Editorial: Breaking Bad fans ironically addicted

YouOnBreakingBad.jpgSince its debut in 2008, the explosive TV drama “Breaking Bad” has shocked viewers with its rich storytelling and visceral elements, reaching upwards of 6.6 million viewers in its latest episode Sunday night.

Critics, too, can’t seem to get enough of Heisenburg, the main character’s alter ego. The show has nabbed 50 awards in its potent five-year run.

With the impending final episode on Sunday, fans are nervously scratching their heads in pursuit of a new obsession, but it’s quite clear what their problem is.

While it gives viewers the dark side of drug use and abuse, the show, in fact, proves to be more addicting than meth, the show’s key element.

For those just tuning in, the show follows Walter White, a high school chemistry teacher gone rogue when he is diagnosed with inoperable lung cancer.

Desperately, he turns to cooking meth in order to support his family following his imminent passing.

In a five-season-long chain of events, Walter not only turns into a kingpin meth chef, but he quickly loses his soul along the journey.

While it may not produce similar side effects like sores or “meth mouth,” the signs of a “Breaking Bad” addiction in conjunction with meth addiction are uncanny. According to Narconon International, signs of a meth user include insomnia, loss of appetite, unusual activeness, anxiety and paranoia.

Many who know a victim of this Heisenburg obsession can identify the symptoms listed above. If someone with this addiction goes without watching the show for even a small amount of time, they get restless, irritable and ruthless. They will stop at nothing to get what they crave: more “Breaking Bad.”

From a loved one’s perspective, it’s difficult to watch a curled up, hollow shell of a person these addicts eventually become hunched over a laptop screen with bloodshot eyes glued to every move.

Unlike real meth heads, most individuals with this obsession aren’t ashamed of their addiction, even in public.

Their irrational outbursts of “Oh my word, why aren’t you watching it?” and reiterations of just how brilliant Vince Gilligan is mirror the illogical nature of the typical meth user.

Unfortunately, the come-down might be as detrimental as it is to real life meth users. Deprivation for both parties include profuse sweating, shakes and, of course, the inconsolable need to get the good stuff. The more they get, the more they want.

It seems like the rise of the show is directly correlated with the increase of incessant TV show binging via Netflix. In fact, this phenomenon is diesel fuel for homework procrastination.

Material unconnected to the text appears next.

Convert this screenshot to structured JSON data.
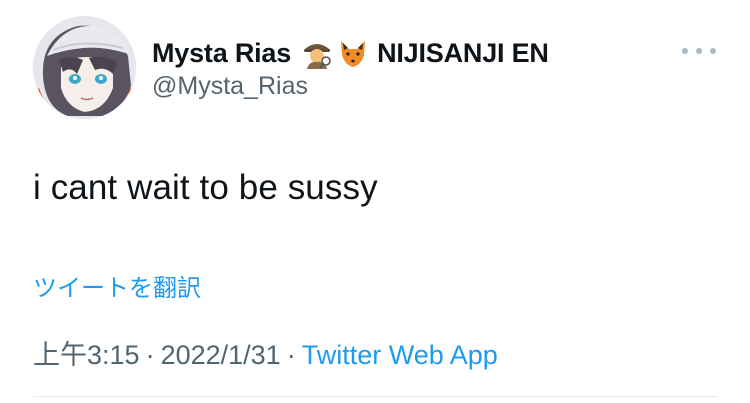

But American culture endures spurts of entertainment withdrawals on a regular basis, and we learn from them.

For instance, the world didn’t implode as was predicted when the final “Harry Potter” movie hit theaters. Although it’s impossible to reason with insanity, the truth for this psychotic behavior is left for those on the outside to interpret.

Is that deep down these addicts also want to cook and sell meth? Or is it sick joy of watching a middle class man spiral out of control?

In the end, the only bad these fans are breaking is their own ego.